Another benefit of using a host agency is that host agencies are typically less expensive than going with a franchise or consortium. It's a great avenue for those new to the business or smaller agencies. Some hosts offer 100% commission plans but typically there is a commission split involved. Even with the split, the advantages of higher commissions and the benefits listed above make it worthwhile for many home-based travel agents.
For instance, consider the $250/yr you would save by using your host agency's seller of travel number vs. having to get your own.
What to ask your host about cost and fees
Just as services provided vary among hosts, so do start-up costs and fees. Here's a few questions you can ask to find a host that fits within your price point
- What is the total cost to sign up?
- Are there any extraneous fees to expect if you were to sign on with them?
Word of warning: If the host is paying 100% commission and barely charging a fee, be skeptical. Host agencies are a business and they need to make money somewhere beyond the back-end overrides. Giving everything away for free is not a sustainable business model—buyer beware.
8. Air Ticketing Support

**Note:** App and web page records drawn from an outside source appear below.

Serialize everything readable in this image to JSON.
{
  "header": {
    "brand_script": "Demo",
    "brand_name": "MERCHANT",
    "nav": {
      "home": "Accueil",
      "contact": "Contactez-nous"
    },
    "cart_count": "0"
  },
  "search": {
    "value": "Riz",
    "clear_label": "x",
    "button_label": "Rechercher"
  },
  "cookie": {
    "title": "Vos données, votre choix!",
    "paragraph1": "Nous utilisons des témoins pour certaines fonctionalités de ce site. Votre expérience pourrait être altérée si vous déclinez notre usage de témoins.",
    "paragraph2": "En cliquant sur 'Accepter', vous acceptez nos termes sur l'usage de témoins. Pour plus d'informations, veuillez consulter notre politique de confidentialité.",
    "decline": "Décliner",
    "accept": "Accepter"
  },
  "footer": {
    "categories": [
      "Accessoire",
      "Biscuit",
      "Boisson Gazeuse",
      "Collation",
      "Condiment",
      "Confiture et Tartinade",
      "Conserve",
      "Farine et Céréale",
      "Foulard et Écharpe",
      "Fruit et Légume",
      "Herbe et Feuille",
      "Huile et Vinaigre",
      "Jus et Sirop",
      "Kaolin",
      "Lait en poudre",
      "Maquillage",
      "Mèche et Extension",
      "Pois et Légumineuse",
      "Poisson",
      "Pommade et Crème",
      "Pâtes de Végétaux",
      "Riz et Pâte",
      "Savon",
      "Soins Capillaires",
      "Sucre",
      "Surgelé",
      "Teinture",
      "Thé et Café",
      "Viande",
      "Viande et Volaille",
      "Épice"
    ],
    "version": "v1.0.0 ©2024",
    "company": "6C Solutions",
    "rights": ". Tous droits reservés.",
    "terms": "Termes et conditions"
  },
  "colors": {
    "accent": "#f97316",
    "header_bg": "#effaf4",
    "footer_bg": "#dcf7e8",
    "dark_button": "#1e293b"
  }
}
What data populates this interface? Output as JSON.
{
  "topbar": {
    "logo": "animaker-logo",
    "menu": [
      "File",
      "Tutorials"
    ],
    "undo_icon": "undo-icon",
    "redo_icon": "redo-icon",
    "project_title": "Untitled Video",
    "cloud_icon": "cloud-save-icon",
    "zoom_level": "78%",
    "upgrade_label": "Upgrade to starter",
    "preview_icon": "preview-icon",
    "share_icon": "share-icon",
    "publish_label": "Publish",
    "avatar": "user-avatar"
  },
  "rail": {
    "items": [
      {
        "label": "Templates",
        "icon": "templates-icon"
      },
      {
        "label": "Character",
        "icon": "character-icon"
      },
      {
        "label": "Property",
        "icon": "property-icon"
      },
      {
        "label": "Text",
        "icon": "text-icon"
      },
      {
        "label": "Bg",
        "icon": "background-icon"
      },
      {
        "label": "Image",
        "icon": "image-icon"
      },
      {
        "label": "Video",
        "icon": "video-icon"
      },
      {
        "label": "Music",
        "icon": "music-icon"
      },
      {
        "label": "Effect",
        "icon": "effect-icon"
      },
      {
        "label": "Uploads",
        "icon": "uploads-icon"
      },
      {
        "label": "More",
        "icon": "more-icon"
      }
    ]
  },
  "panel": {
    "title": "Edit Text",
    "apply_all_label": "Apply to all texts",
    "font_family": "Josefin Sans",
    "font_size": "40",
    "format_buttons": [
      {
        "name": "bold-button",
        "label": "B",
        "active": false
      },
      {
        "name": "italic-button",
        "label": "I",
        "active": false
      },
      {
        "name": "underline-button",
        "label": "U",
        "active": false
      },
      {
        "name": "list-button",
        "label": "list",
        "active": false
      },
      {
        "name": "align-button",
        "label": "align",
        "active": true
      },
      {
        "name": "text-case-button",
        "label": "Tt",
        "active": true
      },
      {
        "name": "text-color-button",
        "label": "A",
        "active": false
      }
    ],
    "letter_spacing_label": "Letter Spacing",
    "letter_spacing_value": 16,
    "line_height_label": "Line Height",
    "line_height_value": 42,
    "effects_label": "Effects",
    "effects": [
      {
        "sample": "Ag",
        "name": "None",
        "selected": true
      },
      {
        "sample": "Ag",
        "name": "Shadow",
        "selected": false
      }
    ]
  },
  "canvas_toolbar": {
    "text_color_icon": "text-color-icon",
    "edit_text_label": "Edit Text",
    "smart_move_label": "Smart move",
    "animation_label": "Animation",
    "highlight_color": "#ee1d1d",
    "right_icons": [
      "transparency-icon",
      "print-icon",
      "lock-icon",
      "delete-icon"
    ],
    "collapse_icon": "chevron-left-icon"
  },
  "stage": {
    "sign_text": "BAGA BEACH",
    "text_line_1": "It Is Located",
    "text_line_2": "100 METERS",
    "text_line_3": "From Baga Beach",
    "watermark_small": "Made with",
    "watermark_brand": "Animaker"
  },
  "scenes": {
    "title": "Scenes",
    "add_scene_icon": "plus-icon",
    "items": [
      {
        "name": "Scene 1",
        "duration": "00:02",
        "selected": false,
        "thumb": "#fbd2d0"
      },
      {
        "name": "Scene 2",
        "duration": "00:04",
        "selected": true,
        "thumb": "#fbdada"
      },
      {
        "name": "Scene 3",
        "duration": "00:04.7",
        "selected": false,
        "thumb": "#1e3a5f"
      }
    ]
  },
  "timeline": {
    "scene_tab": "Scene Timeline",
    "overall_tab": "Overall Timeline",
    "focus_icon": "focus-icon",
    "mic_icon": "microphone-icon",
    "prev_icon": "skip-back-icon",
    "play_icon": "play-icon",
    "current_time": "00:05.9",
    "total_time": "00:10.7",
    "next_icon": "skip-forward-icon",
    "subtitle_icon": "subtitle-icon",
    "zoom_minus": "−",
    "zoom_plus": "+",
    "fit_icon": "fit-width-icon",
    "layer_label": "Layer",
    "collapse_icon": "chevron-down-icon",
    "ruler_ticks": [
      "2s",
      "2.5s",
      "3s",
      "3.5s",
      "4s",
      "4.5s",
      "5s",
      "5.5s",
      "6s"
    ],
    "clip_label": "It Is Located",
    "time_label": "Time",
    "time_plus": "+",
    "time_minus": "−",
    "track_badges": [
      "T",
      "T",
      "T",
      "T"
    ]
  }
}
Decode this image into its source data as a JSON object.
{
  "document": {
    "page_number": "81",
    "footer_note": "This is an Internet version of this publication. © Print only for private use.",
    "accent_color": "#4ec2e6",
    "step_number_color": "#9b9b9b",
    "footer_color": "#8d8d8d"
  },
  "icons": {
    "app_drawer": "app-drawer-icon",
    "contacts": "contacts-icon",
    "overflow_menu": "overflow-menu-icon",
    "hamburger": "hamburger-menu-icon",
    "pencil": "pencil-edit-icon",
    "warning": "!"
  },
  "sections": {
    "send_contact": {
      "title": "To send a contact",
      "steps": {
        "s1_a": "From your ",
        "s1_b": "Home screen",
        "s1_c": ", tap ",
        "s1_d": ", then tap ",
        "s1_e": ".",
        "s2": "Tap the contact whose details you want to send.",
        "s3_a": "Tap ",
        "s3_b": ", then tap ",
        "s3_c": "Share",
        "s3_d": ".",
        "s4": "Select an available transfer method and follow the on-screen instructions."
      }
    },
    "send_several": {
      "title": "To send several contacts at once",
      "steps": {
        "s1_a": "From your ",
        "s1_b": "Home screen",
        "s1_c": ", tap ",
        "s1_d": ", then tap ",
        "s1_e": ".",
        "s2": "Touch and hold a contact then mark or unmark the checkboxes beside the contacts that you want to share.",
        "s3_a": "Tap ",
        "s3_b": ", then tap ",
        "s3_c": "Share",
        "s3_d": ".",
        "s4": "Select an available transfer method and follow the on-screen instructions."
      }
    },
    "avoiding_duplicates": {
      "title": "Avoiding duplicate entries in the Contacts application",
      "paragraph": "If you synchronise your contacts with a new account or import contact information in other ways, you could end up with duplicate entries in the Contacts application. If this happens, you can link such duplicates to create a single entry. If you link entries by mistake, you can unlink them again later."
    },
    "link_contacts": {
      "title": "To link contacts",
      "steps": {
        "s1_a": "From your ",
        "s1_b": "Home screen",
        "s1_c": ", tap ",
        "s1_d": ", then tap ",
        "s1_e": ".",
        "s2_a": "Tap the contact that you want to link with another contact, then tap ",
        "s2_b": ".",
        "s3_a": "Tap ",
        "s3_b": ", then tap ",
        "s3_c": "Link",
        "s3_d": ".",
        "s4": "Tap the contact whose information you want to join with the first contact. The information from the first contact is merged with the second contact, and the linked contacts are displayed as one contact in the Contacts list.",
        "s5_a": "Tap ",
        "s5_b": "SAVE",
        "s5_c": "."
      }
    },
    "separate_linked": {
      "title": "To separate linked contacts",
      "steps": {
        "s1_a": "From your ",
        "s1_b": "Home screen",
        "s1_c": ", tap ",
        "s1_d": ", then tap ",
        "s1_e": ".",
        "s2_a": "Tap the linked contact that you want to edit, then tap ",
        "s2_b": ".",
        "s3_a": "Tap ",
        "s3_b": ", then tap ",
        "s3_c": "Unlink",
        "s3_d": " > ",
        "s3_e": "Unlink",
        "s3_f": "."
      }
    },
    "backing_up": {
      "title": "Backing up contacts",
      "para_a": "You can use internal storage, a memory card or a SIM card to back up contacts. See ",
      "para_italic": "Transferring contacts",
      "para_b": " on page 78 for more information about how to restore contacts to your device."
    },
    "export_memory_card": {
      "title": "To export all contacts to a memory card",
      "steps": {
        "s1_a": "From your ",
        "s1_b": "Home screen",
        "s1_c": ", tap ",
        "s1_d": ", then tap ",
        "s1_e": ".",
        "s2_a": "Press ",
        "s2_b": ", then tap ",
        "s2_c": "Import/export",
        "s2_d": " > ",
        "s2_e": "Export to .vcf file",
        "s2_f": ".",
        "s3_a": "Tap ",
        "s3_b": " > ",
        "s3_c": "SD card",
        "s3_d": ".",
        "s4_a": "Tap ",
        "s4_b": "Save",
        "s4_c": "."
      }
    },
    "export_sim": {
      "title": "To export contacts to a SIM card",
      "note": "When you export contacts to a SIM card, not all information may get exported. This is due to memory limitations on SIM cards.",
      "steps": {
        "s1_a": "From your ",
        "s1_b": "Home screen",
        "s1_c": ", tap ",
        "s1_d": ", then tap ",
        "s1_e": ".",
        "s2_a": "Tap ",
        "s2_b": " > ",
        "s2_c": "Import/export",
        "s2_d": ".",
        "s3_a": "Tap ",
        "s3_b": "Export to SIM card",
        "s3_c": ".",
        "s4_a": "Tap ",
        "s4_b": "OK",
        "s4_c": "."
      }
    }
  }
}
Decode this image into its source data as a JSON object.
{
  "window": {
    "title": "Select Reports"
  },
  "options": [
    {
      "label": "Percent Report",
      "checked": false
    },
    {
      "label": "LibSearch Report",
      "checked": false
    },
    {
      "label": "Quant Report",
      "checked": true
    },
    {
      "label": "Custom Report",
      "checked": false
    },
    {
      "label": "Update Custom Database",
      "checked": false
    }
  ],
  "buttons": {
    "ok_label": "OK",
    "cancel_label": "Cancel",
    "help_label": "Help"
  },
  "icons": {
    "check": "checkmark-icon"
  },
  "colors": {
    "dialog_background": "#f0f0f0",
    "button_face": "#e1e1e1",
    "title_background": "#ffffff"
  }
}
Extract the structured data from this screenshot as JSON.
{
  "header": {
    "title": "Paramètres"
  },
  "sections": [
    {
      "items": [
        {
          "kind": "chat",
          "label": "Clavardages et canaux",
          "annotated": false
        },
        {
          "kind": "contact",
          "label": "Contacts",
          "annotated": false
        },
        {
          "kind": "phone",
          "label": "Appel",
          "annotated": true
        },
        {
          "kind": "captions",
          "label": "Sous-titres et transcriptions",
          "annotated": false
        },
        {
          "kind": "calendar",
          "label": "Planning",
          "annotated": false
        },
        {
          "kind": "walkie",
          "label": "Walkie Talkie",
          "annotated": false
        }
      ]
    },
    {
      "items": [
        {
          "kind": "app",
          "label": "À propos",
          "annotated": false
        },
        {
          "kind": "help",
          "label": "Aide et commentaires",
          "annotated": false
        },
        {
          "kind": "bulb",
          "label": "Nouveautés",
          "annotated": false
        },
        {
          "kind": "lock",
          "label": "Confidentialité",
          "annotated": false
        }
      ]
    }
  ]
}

Ticketing air-only travel is not as simple as it seems, and most new travel agencies can't afford the cost or risk of using the Global Distribution System (GDS) to book air-only travel. (Read up more on the GDS here!). Some (not all) host agencies offer airline ticketing support through their ticketing desks and consolidators.
What to ask about air ticketing support
99% of leisure travel advisors don't need the GDS. However, If you know you want to have access to GDS or a ticketing desk, you'll need to first make sure that your host agency provides those tools. Beyond that here's a few other questions you can ask:
- What are the requirements for advisors to use a host's GDS?
- If the host offers a ticketing desk, what fees are attached to the service?
9. Seller of Travel
Navigating Seller of Travel (SOT) laws isn't exactly a walk in a park. There's legalese, red tape, and the cost of getting licensing for SOT if your agency is located in (or you sell to residents of) CA, HI, WA, and FL.
If you go with a host agency already registered for SOT under those states, they may be able to extend that licensing to you. Score! This cuts down on red tape and provides more real estate in your brain for other issues—like building a client base or planning a group trip.
What to ask your Host About Seller of Travel
If you don't need SOT, then you can skip this! But if you live in CA, HI, WA, or FL, here's a few questions you can ask
- Does the host agency have an SOT for in the states your agency requires it?
- If so, will you as an IC be covered under their SOT licensing, and what it the process to ensure you're listed under their license?
10. Errors and Omissions (E&O) Insurance
Some host agencies will extend E&O coverage to their ICs. This is coverage to protect agents from costly lawsuits in case a client holds you (the travel agent) responsible for something that goes horribly awry with the trip or booking.
Curious to know which hosts offer E&O coverage? You can use our handy dandy filter on the host list to figure out which host agencies provide this type of support!
What to ask your Host About E&O
If you're interested in finding a host with E&O here's a few things to consider:
- Will you be covered under their E&O policy?
- How much coverage would you be afforded under their policy?
- What are the costs associated if not wrapped into the startup or monthly fees?
- Will you need to purchase additional E&O insurance?
Still Not Sure if a Host Agency Is the Right Path for You?
There sooooooo much to consider when starting an agency. If you're feeling information overload, HAR's The Complete Guide to Starting a Travel Agency can help.
The course is written and taught by yours truly and Bridget Lee professional educator with deep roots in the travel industry. Maybe you notice a last name similarity? We're sisters and we both came up in a family that is deeply rooted in the industry. Check it out!
Editor's Note: This article was originally published in Jan. 2021! We updated and republished it on publish date listed above!